Frequently Asked Questions: Applying
Can I receive both Medicare and Social Security disability benefits?
Typically, Medicare benefits are given to individuals who qualify for Social Security Disability benefits, although those Medicare benefits will not activate until two years after your monthly SSDI benefit entitlement begins.
Two notable exceptions are cases involving End-Stage Renal Disease (ESRD), which affects the kidneys, and Amyotrophic Lateral Sclerosis (ALS, also known as Lou Gehrig’s Disease). In ESRD cases, Medicare begins in the 4th month of dialysis, or sooner in certain rare & specific situations. In ALS cases, Medicare begins with SSDI benefit eligibility.
The right to Medicare benefits can be quite complex; to prevent confusion, we have provided an example of how it works. Once you are approved, however, you definitely should speak to an SSA representative to get a full explanation of Medicare benefits.
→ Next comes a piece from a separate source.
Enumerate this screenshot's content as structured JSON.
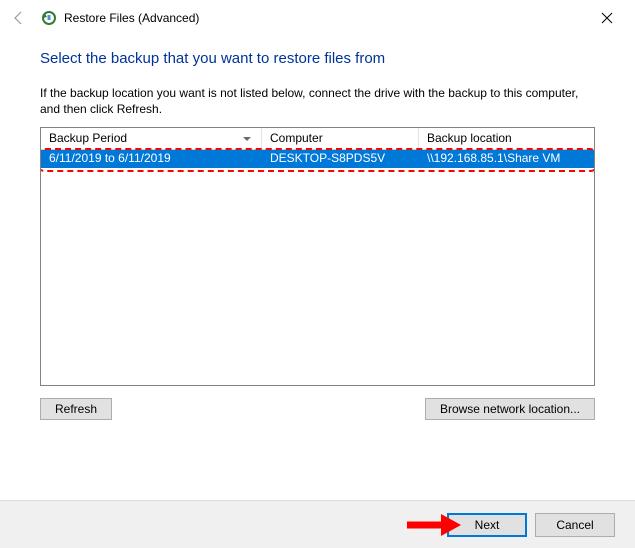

Medicaid benefits are generally available to individuals who qualify for SSI benefits as long as they meet the income and asset restrictions, but the process may vary from state to state.
More Important Information about The Application Process
Other Applying For SSDI FAQs:
- Can Citizens Disability help with my application?
- Does this process take as long as I’ve heard about?
- What is the “Compassionate Allowance” for SSDI?
- Can I receive both Medicare and Social Security disability benefits?
- Do I receive compensation while I wait for my approval?
- If I am denied, should I reapply?
- How long does it take for an initial application to be decided?
- What happens during the reconsideration stage?
- At which stage do I require an advocate?
- Should I give medical updates to the disability authorities throughout the appeals processes?
- Are there any costs to me during the appeals process?
- What is Form SSA-827?
- What is Form SSA-1696?